Dataset rows describing interfaces —
□ □ □ □

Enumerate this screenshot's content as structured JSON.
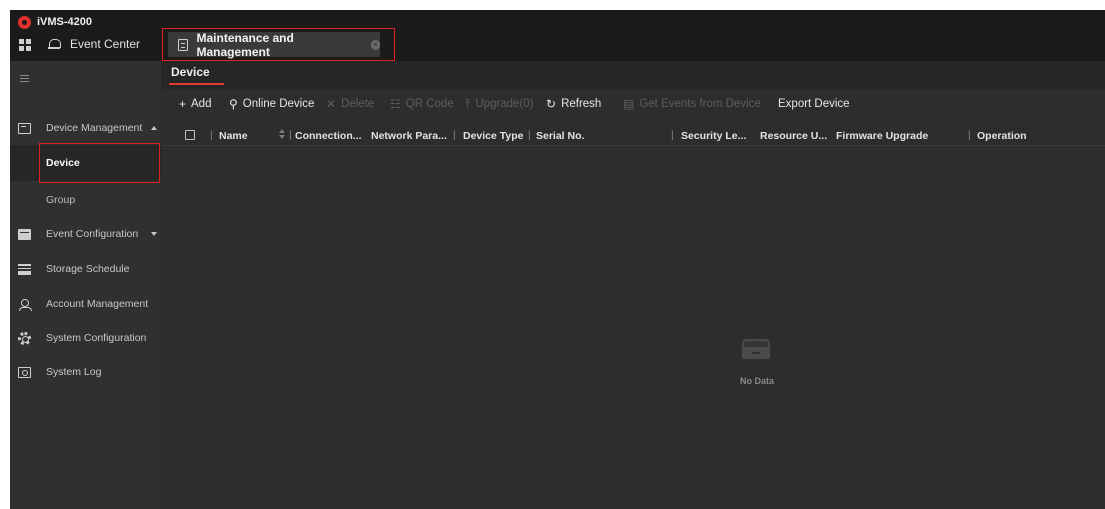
{
  "app": {
    "title": "iVMS-4200"
  },
  "topbar": {
    "event_center_label": "Event Center",
    "active_tab_label": "Maintenance and Management",
    "close_glyph": "×"
  },
  "sidebar": {
    "items": [
      {
        "label": "Device Management",
        "icon": "device-management-icon",
        "expanded": true
      },
      {
        "label": "Device",
        "active": true
      },
      {
        "label": "Group"
      },
      {
        "label": "Event Configuration",
        "icon": "event-configuration-icon",
        "expanded": false
      },
      {
        "label": "Storage Schedule",
        "icon": "storage-icon"
      },
      {
        "label": "Account Management",
        "icon": "account-icon"
      },
      {
        "label": "System Configuration",
        "icon": "gear-icon"
      },
      {
        "label": "System Log",
        "icon": "log-icon"
      }
    ]
  },
  "main": {
    "subtab_label": "Device",
    "toolbar": {
      "add": "Add",
      "online_device": "Online Device",
      "delete": "Delete",
      "qr_code": "QR Code",
      "upgrade": "Upgrade(0)",
      "refresh": "Refresh",
      "get_events": "Get Events from Device",
      "export_device": "Export Device"
    },
    "columns": [
      "Name",
      "Connection...",
      "Network Para...",
      "Device Type",
      "Serial No.",
      "Security Le...",
      "Resource U...",
      "Firmware Upgrade",
      "Operation"
    ],
    "empty_text": "No Data"
  },
  "colors": {
    "accent": "#e03a32",
    "highlight_box": "#e02020"
  }
}
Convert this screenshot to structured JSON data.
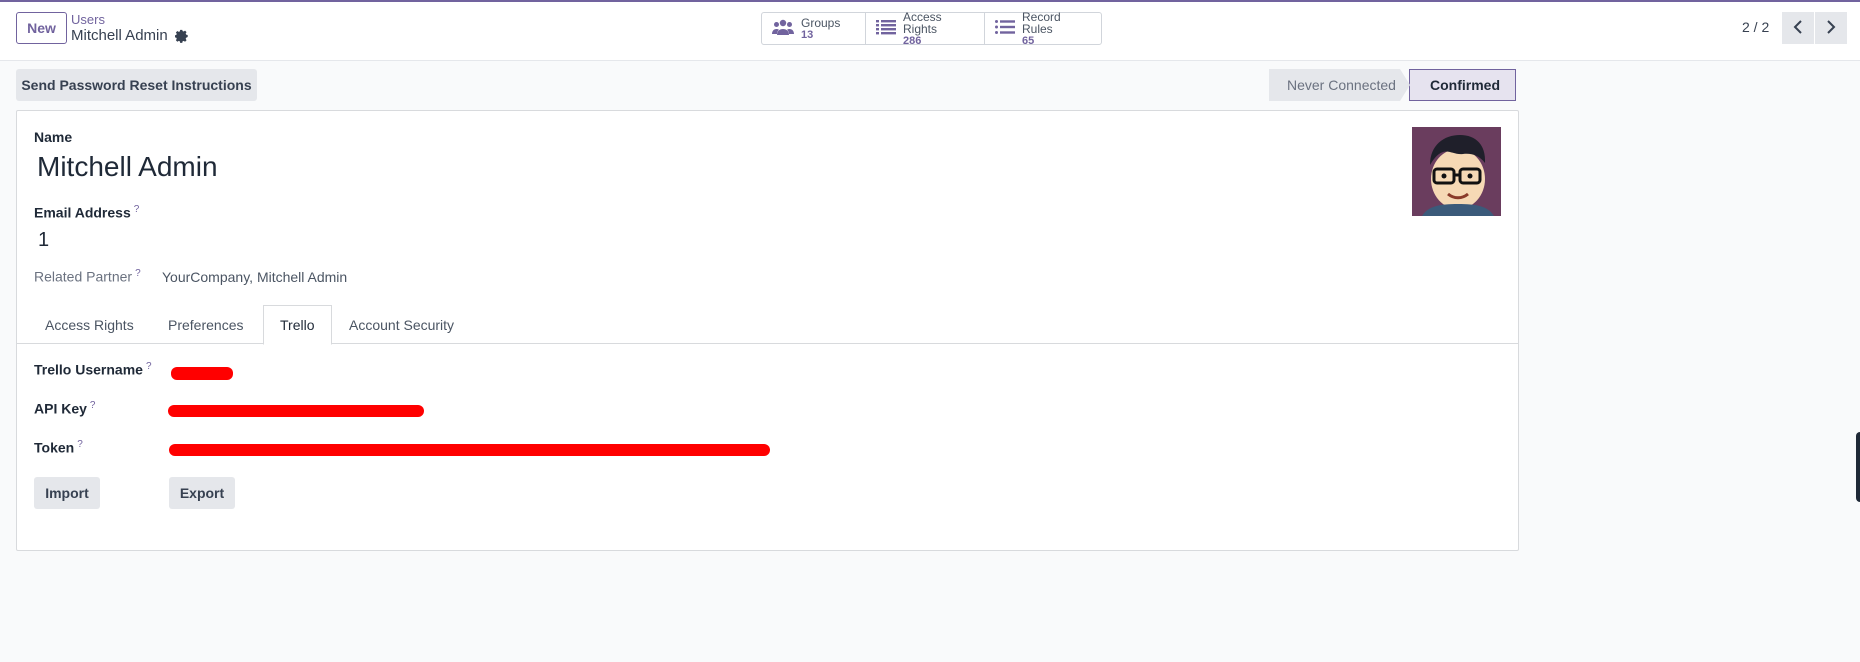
{
  "control_panel": {
    "new_label": "New",
    "breadcrumb_parent": "Users",
    "breadcrumb_current": "Mitchell Admin",
    "smart_buttons": [
      {
        "label": "Groups",
        "count": "13",
        "icon": "users-icon"
      },
      {
        "label": "Access Rights",
        "count": "286",
        "icon": "list-icon"
      },
      {
        "label": "Record Rules",
        "count": "65",
        "icon": "list-icon"
      }
    ],
    "pager": "2 / 2"
  },
  "header_actions": {
    "reset_password_label": "Send Password Reset Instructions"
  },
  "status_bar": {
    "stages": [
      "Never Connected",
      "Confirmed"
    ],
    "active": "Confirmed"
  },
  "form": {
    "name_label": "Name",
    "name_value": "Mitchell Admin",
    "email_label": "Email Address",
    "email_value": "1",
    "partner_label": "Related Partner",
    "partner_value": "YourCompany, Mitchell Admin",
    "help_mark": "?"
  },
  "tabs": [
    {
      "label": "Access Rights"
    },
    {
      "label": "Preferences"
    },
    {
      "label": "Trello"
    },
    {
      "label": "Account Security"
    }
  ],
  "active_tab": "Trello",
  "trello": {
    "username_label": "Trello Username",
    "api_key_label": "API Key",
    "token_label": "Token",
    "import_label": "Import",
    "export_label": "Export"
  },
  "colors": {
    "accent": "#71639e",
    "redaction": "#ff0000"
  }
}
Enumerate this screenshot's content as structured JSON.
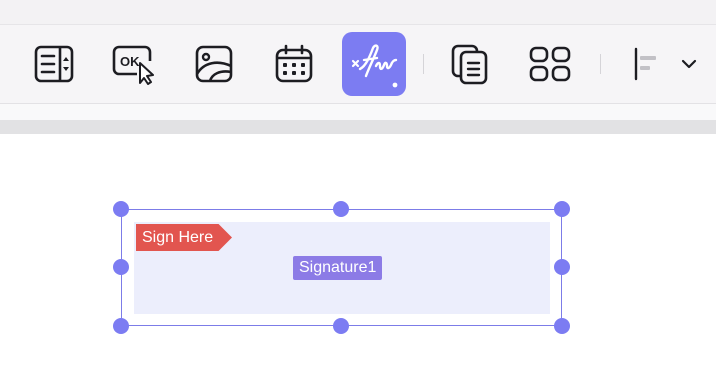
{
  "toolbar": {
    "tools": [
      {
        "name": "list-box-field",
        "icon": "list-box-icon",
        "active": false
      },
      {
        "name": "button-field",
        "icon": "ok-button-icon",
        "label": "OK",
        "active": false
      },
      {
        "name": "image-field",
        "icon": "image-icon",
        "active": false
      },
      {
        "name": "date-field",
        "icon": "calendar-icon",
        "active": false
      },
      {
        "name": "signature-field",
        "icon": "signature-icon",
        "active": true
      },
      {
        "name": "duplicate-field",
        "icon": "duplicate-icon",
        "active": false
      },
      {
        "name": "grid-field",
        "icon": "grid-icon",
        "active": false
      },
      {
        "name": "align",
        "icon": "align-left-icon",
        "active": false
      }
    ],
    "ok_label": "OK",
    "accent": "#7c7cf2"
  },
  "field": {
    "sign_here": "Sign Here",
    "name": "Signature1",
    "border_color": "#7c7ce8",
    "fill_color": "#eceefc",
    "tag_color": "#e2554f",
    "label_color": "#8c7be6"
  }
}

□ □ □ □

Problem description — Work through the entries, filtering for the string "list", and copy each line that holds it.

Written response —
        "icon": "list-icon"
        "icon": "list-icon"
        "name": "list-box-field",
        "icon": "list-box-icon",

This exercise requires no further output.